**GIVEN RECORDS**
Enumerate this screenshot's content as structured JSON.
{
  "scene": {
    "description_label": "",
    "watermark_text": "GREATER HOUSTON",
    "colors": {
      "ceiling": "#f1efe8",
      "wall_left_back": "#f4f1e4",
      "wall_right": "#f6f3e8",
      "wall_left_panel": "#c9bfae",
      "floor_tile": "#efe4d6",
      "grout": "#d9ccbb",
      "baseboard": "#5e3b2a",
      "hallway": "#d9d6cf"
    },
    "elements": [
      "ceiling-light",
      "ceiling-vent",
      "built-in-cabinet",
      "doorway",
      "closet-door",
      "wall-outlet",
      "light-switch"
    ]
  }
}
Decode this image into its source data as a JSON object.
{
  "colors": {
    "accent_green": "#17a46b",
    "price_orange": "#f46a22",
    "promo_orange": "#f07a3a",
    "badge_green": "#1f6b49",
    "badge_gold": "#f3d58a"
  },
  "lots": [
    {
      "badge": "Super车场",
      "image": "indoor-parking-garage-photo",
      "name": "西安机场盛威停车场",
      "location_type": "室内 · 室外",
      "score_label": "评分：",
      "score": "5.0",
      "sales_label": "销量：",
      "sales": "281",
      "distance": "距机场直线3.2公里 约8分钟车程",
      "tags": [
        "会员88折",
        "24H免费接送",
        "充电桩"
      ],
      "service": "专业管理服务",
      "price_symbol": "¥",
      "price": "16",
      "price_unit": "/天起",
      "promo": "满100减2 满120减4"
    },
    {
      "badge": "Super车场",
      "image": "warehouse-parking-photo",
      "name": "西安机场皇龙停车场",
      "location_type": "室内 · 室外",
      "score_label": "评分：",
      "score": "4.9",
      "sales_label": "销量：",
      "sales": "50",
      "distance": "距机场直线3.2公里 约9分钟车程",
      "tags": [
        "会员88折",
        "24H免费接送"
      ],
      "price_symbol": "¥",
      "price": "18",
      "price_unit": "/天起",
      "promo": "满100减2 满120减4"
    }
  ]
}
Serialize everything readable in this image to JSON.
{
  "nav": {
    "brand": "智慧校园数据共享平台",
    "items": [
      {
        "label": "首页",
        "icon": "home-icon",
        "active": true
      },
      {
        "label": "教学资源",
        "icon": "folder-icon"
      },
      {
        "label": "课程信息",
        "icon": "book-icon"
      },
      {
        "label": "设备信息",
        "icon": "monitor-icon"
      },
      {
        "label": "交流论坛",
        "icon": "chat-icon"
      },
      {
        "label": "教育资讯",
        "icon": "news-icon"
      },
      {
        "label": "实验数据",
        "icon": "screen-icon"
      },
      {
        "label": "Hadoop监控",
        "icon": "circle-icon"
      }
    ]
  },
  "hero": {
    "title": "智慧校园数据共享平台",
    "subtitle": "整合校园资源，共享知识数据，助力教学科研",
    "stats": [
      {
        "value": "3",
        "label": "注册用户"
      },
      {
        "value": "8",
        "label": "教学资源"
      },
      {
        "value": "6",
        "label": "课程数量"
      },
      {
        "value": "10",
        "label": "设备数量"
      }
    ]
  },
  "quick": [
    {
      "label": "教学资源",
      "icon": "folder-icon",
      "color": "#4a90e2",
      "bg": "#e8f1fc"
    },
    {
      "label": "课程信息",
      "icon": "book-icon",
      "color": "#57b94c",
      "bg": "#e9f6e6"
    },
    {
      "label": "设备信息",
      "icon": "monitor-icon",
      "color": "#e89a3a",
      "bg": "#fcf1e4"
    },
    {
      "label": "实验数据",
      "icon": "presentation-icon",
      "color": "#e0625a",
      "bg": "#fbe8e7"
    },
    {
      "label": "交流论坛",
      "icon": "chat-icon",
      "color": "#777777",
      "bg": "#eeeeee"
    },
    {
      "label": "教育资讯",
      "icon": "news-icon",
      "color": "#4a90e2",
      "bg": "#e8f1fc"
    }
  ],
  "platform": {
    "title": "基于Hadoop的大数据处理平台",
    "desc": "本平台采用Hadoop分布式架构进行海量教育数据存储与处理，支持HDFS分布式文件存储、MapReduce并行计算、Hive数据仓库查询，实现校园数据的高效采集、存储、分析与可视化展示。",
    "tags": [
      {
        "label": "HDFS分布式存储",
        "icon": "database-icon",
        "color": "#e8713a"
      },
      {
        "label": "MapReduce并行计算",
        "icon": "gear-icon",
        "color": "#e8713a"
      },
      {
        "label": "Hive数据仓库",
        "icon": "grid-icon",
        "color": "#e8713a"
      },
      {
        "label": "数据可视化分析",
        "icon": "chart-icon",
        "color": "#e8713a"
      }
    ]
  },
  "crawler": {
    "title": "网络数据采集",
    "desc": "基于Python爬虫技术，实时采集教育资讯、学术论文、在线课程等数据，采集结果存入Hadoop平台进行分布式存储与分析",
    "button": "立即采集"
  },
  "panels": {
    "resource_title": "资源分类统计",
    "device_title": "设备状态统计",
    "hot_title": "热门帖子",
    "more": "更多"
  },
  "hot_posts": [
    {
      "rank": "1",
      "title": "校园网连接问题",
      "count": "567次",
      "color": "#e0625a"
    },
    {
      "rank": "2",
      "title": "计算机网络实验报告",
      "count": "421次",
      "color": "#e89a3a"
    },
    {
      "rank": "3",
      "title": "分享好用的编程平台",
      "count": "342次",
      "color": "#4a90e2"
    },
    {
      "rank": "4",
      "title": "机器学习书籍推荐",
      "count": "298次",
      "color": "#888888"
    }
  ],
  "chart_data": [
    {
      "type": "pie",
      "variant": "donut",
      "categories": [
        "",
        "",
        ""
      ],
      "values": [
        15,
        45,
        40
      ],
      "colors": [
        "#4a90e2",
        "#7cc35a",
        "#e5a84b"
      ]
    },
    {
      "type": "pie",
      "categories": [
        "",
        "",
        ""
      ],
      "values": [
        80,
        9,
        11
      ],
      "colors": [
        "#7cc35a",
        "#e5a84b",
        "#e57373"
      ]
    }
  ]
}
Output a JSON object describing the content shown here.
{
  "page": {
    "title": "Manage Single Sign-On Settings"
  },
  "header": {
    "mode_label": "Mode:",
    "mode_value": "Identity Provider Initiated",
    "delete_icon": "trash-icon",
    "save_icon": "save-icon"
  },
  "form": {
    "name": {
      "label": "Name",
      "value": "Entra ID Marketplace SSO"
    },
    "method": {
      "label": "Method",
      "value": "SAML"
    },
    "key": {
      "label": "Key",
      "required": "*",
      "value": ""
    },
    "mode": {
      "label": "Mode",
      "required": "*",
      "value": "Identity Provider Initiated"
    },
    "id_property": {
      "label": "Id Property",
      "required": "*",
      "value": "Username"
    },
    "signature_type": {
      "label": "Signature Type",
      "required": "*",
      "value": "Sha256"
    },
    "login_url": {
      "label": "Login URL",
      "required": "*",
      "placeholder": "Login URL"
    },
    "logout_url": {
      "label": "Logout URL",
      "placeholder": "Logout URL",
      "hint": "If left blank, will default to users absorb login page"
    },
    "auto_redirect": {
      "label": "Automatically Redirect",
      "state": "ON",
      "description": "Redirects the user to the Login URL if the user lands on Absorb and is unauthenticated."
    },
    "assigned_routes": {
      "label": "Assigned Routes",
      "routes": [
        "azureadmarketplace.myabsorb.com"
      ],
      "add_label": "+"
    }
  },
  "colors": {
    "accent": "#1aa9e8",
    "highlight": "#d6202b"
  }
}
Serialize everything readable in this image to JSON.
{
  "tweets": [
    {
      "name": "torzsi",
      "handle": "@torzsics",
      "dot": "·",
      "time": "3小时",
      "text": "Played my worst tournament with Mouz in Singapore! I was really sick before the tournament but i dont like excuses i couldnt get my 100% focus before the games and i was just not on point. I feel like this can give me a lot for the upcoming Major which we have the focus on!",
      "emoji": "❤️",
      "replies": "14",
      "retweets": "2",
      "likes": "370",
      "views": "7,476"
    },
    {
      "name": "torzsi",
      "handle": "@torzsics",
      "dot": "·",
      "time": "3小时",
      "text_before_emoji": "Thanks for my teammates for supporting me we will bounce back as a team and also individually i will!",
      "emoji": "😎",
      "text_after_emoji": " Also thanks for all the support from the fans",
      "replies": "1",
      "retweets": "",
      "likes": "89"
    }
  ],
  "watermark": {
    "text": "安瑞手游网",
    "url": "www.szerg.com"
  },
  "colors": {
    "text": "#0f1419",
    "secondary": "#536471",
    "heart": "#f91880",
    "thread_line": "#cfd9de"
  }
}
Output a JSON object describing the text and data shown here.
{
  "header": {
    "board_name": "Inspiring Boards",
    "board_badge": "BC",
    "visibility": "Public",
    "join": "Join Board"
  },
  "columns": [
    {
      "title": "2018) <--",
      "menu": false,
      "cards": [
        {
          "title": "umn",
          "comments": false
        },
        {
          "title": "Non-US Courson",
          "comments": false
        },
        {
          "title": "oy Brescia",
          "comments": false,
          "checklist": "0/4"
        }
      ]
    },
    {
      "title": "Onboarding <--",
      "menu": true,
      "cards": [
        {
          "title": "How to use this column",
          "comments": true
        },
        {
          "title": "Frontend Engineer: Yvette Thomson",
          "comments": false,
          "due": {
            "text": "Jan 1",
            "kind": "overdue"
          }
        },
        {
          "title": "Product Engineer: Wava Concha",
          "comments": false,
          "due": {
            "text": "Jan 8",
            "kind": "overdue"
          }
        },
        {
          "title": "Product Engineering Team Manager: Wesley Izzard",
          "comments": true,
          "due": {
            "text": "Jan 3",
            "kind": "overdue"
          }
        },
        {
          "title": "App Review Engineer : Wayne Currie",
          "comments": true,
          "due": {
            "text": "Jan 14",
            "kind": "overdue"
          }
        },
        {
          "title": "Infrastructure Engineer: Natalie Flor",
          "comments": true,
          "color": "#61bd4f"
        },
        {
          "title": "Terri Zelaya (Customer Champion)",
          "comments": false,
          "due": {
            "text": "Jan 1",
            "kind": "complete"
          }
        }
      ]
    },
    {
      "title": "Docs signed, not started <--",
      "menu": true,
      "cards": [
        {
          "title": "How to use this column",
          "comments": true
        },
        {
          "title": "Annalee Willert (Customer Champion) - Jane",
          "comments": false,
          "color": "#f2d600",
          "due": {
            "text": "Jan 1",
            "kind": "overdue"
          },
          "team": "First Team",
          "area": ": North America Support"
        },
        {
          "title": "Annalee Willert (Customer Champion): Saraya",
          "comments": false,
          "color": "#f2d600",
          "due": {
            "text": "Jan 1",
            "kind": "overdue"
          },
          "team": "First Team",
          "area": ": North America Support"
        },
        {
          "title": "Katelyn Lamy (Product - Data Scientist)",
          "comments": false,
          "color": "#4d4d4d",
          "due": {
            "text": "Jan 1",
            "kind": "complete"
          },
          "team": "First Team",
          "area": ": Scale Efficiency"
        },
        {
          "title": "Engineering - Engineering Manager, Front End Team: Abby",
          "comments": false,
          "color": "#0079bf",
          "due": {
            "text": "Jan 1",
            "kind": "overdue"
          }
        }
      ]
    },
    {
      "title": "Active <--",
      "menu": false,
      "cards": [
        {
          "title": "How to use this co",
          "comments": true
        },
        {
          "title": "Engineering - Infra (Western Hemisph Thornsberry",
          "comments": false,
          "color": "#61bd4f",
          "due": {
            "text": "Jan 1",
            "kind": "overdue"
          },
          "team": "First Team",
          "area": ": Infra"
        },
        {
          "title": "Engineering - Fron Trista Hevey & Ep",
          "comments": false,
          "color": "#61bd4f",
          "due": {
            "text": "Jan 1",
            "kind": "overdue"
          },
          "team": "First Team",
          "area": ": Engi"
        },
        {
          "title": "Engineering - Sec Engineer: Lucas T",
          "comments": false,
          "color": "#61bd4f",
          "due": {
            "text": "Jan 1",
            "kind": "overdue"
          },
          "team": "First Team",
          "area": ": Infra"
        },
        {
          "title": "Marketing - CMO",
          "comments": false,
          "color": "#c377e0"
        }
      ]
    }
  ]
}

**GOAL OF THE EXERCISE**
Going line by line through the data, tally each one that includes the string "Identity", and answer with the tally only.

**SOLUTION FOR THIS EXERCISE**
2